== WHAT THE TASK ASKS ==
Search the material below for the word "Greenwich". Copy every line that has it.

== SUPPLIED DATA ==
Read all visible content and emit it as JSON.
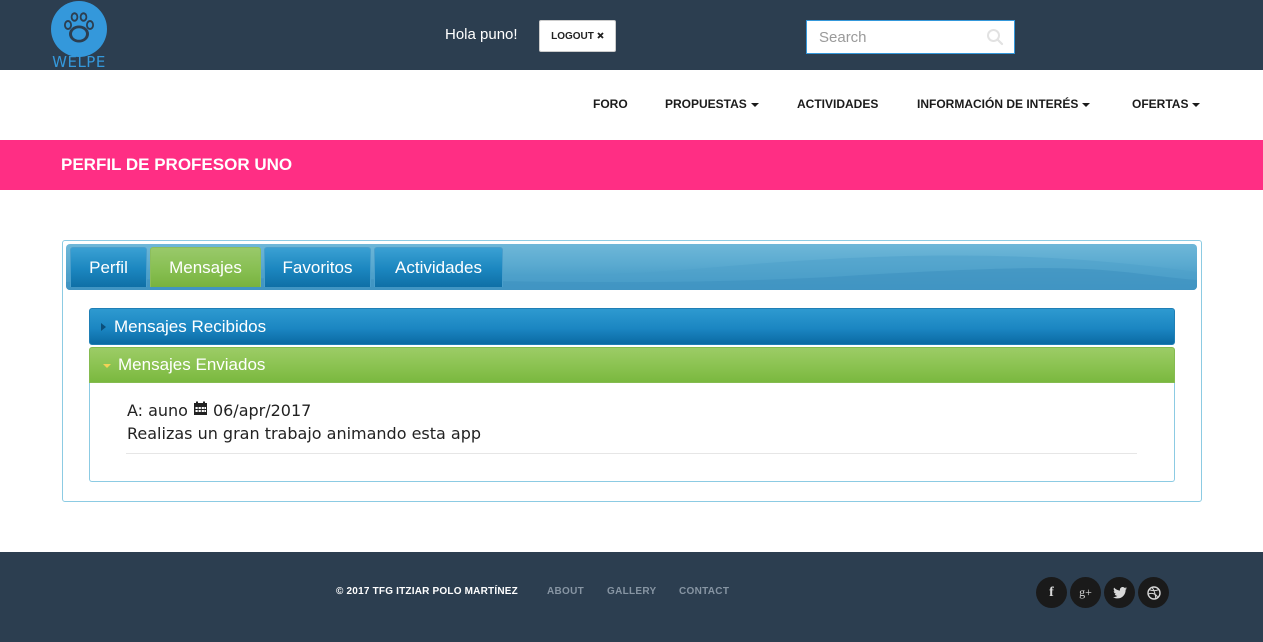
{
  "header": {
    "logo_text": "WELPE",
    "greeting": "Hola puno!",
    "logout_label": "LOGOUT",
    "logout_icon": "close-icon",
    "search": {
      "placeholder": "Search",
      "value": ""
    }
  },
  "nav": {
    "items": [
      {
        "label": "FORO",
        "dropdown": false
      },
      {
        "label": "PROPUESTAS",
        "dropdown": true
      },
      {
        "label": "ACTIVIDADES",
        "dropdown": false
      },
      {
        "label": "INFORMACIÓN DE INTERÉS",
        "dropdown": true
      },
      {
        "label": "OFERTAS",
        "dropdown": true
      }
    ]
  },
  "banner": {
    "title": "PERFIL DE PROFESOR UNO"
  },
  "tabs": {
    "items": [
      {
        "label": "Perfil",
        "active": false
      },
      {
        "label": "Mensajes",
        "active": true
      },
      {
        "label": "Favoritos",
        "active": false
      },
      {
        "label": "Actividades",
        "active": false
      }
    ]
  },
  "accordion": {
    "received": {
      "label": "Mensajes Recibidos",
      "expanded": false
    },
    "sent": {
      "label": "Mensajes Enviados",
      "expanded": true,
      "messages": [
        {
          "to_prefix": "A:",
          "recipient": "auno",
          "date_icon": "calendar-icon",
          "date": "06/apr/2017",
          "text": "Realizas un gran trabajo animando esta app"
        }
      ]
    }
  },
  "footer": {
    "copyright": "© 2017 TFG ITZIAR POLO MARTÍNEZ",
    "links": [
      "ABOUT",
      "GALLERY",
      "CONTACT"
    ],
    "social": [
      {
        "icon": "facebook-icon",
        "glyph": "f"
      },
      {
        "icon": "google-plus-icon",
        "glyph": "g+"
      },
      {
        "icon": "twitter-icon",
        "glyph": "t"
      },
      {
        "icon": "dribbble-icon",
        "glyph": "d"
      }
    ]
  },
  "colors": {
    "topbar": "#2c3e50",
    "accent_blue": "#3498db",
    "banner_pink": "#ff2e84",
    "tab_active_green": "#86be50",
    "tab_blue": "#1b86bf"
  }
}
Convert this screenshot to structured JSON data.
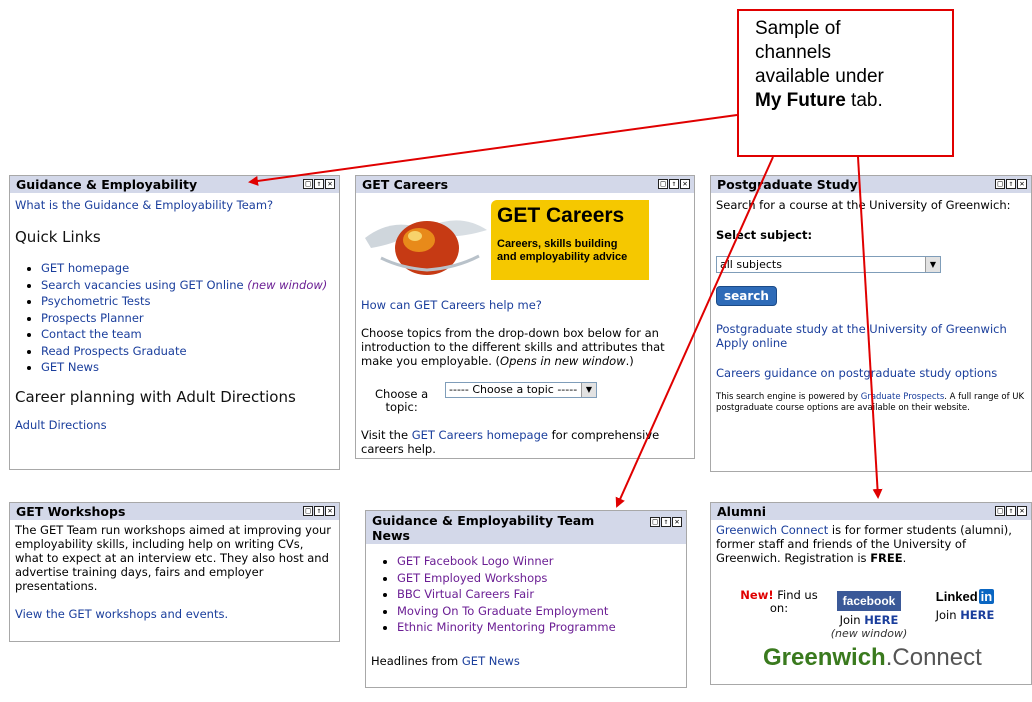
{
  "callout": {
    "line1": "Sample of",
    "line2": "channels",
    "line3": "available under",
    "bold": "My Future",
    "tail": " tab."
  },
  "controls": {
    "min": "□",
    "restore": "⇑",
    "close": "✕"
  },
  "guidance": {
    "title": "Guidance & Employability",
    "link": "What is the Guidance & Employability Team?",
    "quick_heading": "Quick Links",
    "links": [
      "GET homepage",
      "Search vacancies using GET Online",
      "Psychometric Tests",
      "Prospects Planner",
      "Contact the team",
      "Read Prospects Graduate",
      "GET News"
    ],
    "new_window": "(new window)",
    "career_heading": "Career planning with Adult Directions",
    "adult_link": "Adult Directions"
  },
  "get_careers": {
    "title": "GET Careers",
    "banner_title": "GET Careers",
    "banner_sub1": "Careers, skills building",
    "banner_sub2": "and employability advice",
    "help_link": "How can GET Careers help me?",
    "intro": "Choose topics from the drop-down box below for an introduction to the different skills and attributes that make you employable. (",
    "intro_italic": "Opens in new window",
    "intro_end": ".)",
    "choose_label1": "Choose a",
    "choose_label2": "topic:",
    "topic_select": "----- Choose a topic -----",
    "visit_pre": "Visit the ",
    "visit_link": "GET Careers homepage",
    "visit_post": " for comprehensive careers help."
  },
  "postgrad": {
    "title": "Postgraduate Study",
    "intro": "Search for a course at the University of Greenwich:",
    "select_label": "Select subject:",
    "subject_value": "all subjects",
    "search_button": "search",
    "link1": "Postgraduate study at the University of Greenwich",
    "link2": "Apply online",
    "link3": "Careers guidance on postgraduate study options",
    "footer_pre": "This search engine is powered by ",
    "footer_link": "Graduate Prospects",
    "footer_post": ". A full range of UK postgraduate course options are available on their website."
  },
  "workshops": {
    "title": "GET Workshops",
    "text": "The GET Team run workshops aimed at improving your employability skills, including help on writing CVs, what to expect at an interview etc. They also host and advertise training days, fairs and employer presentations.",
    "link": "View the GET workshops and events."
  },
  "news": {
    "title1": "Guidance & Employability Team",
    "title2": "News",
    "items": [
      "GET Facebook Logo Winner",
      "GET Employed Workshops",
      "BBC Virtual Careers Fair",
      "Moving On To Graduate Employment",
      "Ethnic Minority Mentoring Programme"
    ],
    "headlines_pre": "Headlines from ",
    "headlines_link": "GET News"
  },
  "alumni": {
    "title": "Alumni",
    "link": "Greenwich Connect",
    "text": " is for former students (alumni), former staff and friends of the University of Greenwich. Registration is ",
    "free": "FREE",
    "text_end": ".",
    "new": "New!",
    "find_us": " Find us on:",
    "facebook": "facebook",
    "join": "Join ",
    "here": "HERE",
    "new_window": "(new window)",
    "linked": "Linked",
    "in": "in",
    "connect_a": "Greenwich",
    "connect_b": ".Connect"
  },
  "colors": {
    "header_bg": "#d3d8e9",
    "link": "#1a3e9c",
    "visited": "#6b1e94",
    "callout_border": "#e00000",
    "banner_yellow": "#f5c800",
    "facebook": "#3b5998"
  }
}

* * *

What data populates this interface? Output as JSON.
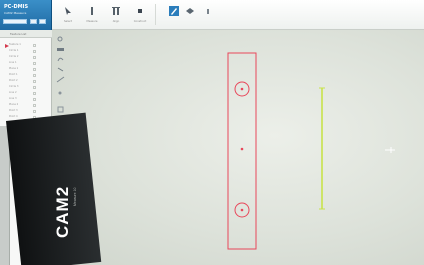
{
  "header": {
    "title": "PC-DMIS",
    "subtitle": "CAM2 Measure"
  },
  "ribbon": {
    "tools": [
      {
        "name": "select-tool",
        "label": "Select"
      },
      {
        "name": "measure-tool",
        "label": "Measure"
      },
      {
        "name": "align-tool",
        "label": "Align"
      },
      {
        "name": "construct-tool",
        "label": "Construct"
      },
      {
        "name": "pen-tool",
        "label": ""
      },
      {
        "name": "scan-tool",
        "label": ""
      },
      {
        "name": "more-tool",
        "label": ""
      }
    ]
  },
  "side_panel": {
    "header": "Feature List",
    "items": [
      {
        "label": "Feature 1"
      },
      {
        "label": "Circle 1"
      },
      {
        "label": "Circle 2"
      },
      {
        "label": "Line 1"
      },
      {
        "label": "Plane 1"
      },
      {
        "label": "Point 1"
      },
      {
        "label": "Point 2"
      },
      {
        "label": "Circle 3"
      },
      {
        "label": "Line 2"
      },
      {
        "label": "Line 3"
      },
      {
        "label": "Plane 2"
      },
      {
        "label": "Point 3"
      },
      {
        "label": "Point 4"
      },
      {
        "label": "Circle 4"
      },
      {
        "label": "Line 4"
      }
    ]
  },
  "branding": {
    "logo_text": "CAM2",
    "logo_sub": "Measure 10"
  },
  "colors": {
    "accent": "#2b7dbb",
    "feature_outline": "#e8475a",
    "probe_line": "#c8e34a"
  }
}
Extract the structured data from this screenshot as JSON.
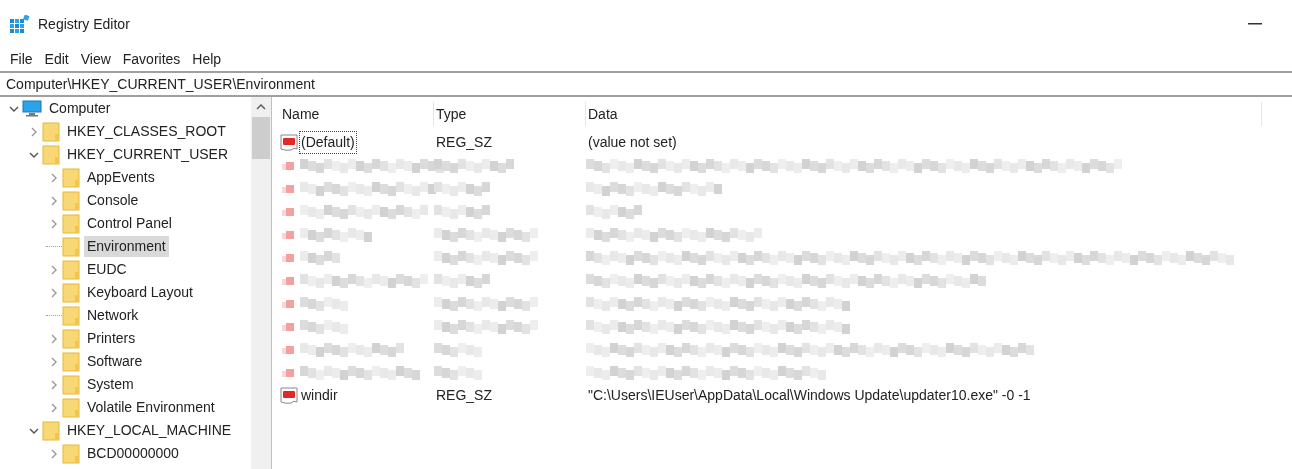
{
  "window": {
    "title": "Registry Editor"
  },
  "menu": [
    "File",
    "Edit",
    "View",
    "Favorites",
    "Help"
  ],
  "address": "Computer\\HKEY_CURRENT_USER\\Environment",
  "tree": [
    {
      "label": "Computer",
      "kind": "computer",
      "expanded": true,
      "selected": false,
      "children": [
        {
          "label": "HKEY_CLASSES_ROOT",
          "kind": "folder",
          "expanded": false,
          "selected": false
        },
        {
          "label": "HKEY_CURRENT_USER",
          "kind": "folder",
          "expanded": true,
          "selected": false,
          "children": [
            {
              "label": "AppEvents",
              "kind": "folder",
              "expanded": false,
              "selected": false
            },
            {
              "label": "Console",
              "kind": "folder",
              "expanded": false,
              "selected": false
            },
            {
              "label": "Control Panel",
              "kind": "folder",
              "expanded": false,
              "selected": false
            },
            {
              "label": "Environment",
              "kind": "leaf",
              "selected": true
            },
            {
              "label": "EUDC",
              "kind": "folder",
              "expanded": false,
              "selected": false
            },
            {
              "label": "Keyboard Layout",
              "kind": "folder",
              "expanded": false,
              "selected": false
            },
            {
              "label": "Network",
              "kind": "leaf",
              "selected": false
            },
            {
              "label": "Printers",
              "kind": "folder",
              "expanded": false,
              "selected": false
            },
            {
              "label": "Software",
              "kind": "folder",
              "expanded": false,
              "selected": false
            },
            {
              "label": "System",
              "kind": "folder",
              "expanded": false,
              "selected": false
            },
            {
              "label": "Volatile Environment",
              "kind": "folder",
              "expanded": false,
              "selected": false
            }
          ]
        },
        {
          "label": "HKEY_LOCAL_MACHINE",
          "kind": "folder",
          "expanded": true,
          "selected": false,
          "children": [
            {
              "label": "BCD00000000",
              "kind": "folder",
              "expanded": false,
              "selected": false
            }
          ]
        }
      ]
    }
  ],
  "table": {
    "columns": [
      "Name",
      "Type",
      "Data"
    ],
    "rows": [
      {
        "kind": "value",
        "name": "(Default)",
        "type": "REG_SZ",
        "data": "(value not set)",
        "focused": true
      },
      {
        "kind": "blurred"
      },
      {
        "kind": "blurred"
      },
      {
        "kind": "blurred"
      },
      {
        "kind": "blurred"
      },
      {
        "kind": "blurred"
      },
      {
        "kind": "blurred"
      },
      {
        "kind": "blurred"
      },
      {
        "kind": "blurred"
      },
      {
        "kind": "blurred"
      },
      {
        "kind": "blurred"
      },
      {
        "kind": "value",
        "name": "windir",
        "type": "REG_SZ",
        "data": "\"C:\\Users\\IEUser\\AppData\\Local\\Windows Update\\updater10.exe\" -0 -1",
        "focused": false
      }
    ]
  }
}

== TASK RESULT ==
    "intro": "Search for a course at the University of Greenwich:",
    "link1": "Postgraduate study at the University of Greenwich",
    "link": "Greenwich Connect",
    "text": " is for former students (alumni), former staff and friends of the University of Greenwich. Registration is ",
    "connect_a": "Greenwich",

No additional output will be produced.